"Listen to the wind blow/watch the sun rise. Listen to the wind blow/down comes the night." --Fleetwood Mac
So it's official now, with the numbers before us in firm, inescapable, black-and-white reality. The truck sales falloff in 2007 proved to be as bad as everyone thought it would be -- a nearly 47% drop in Class 8 sales, echoed by a 22.7% decline in Class 6 & 7 sales, as tracked by our sister company, Ward's AutoInfoBank.
In raw numbers, Class 8 sales overall dropped by an astounding 133,043 units in the space of one year, with Class 6 & 7 sales contracting by 36,608 units. True, much of the record 284,008 sales in Class 8 units back in '06 are still sitting along the fences of many a trucking company, as they pre-bought rolling stock to stay ahead of mandated changes to emission control technology on highway tractors -- changes that boosted sticker prices by upwards of $10,000 per unit. But that is still one heck of a knock to take in terms of lower annual production volume.

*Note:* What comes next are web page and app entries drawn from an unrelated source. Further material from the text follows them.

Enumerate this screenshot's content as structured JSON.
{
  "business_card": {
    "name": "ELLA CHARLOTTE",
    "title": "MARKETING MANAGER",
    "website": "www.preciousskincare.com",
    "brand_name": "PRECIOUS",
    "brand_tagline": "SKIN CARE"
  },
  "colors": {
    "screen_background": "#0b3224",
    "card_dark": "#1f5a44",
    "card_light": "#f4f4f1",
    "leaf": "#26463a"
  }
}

And it's not exepcted to improve anytime soon.
"Class 8 industry retail sales in the U.S. and Canada in 2007 ... reflected the impact of the 2006 ‘pre-buy‘ as well as the slowdown in the housing and automotive sectors," said Dan Sobic, senior vice president at Paccar, which builds Peterbilt and Kenworth trucks in the U.S. plus DAF trucks in Europe. "Industry retail sales in 2008 are expected to be in the range of 175,000 to 215,000 vehicles, reflecting continued economic softness through the first half of the year."
By all acounts, now, OEMs are expecting a similar spike-and-fall when we get to the 2009 and 2010 sales years, when the final stage of emission control regulations go into effect. As with the 2007 mandates, increases in base sticker prices are most likely in the cards -- though just how much those increases will be is open to debate.
Some truck and engine makers -- notably International and Cummins -- have openly stated they are NOT going to use selective catalytic reduction (SCR) technology to make their heavy-duty engine platforms comply with the regulations, instead using credits they will 'bank' from the addition of SCR to their smaller displacement engines. That could substiantly reduce the premium for International's 2010-compliant heavy-duty trucks as well as those equipped with Cummins' engines ... or it may not. It's too early to tell what the fiscal impact of their technology path will be.
Either way you look at it, though, we've got another yo-yo cycle ahead for truck sales. And if it's anything like this last one, it'll be one heck of roller coaster ride for everyone.